The magic of vestigial metrical features in unmetered poetry

Alfred Corn on stanzas in contemporary poetry:

If we look at unmetered poetry being published now, the last vestige, apparently, of traditional prosody to be given up is regular stanzaic division. It’s often true that contemporary poems with no iambic feet to speak of and lines of varying lengths will nevertheless divide the text into distichs, tercets, or quatrains. It’s as though the poet were suggesting that some basic principle of quantification had been applied to the poem, even in an inaudible one. Without meter we have trouble hearing stanzaic divisions, especially when stanzas have been enjambed. If a poem keeps this vestigial metrical feature, it probably does so in order to invoke the mysterious power of number, which inspires unconscious respect in both poets and their audience.
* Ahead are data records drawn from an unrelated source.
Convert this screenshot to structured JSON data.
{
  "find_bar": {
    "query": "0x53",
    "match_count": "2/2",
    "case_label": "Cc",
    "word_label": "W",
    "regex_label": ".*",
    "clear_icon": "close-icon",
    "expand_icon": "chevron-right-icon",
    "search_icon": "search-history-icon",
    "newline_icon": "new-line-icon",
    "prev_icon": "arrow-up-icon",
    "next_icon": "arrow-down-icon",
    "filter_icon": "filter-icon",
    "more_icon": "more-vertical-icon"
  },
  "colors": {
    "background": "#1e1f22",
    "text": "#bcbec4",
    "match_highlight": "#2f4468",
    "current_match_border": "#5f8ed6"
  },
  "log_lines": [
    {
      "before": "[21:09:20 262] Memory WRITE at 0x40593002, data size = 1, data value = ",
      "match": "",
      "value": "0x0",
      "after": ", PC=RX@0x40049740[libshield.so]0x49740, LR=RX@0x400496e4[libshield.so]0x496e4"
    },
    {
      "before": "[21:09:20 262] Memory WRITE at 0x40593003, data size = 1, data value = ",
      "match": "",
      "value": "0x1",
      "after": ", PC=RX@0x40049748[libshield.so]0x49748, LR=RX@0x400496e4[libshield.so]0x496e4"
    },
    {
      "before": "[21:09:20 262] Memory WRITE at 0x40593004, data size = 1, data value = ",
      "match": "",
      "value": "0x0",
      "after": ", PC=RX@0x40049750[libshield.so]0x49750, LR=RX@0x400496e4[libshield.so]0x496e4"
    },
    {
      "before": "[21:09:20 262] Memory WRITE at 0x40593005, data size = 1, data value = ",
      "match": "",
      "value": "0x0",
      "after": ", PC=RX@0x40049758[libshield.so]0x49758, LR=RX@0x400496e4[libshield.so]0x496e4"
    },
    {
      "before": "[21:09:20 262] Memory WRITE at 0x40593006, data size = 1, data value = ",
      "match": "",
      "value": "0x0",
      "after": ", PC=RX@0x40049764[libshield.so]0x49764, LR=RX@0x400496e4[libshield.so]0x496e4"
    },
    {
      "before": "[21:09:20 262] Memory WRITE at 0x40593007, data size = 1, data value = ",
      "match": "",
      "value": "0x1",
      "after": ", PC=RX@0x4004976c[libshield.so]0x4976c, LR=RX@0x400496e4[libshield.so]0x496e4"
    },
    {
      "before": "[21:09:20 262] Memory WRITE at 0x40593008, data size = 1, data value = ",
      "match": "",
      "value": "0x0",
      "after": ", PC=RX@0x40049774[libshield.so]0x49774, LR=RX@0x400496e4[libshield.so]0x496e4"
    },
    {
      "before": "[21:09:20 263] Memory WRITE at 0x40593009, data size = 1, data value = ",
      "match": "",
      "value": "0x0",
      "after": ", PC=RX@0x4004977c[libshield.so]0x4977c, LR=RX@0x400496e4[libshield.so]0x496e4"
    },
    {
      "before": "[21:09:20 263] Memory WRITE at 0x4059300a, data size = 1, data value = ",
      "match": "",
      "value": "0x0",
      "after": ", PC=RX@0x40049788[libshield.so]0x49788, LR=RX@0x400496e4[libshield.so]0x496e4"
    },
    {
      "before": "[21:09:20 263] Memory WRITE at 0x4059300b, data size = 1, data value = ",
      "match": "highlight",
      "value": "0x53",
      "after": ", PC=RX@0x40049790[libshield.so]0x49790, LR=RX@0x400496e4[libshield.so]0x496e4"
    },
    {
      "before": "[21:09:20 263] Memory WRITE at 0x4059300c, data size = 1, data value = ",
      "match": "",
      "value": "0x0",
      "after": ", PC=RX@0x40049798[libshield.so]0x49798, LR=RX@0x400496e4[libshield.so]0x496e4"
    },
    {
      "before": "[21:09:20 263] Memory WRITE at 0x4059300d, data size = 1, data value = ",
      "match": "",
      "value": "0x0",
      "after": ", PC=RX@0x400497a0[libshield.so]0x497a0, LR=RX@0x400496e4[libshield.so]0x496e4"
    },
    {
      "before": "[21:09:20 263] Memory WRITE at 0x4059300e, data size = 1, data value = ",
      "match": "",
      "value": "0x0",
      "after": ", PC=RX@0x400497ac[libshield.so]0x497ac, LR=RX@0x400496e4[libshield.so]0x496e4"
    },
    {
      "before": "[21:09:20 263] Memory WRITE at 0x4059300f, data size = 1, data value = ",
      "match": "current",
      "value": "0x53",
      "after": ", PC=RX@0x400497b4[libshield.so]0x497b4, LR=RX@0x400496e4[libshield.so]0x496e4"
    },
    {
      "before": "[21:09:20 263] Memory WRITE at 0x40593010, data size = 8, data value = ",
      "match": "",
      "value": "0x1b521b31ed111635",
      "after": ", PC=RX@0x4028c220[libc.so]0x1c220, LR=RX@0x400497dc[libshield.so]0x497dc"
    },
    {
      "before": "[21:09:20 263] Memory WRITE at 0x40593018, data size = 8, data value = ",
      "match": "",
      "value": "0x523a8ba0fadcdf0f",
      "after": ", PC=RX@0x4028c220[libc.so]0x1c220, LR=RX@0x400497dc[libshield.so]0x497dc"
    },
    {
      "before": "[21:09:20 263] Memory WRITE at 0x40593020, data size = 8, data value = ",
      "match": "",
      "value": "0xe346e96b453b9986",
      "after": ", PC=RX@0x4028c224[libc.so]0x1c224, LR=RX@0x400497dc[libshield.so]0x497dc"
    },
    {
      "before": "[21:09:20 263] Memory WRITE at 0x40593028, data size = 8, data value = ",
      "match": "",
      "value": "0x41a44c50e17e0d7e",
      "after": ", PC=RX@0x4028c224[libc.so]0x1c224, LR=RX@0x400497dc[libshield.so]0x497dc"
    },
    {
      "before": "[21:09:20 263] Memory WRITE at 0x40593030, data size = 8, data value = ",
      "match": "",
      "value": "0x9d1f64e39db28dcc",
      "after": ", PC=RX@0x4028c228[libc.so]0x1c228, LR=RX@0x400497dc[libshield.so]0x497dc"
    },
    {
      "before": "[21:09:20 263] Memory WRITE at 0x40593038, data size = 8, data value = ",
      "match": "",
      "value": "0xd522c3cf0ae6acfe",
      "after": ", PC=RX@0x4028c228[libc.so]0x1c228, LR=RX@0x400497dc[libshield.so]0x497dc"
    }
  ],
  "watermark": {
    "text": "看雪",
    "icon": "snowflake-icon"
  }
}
When poems are divided in uniform stanzas, spontaneous utterance is being made to encounter an abstract numerical principle, which lends something like magic or impersonal authority to the text.


poetry has never fully disengaged itself from its associations with shamanism

… poetry has never fully disengaged itself from its associations with shamanism; the poet,  like the shaman,  has mastered certain techniques – rhythmic, performative,  imagistic,  metaphoric – that summon the unconscious part of the mind, so that,  in this dreamlike state between waking and sleeping,  we  may discover more about our thoughts and feelings than we would otherwise be able to do.


Alfred Corn “The Poem’s Heartbeat”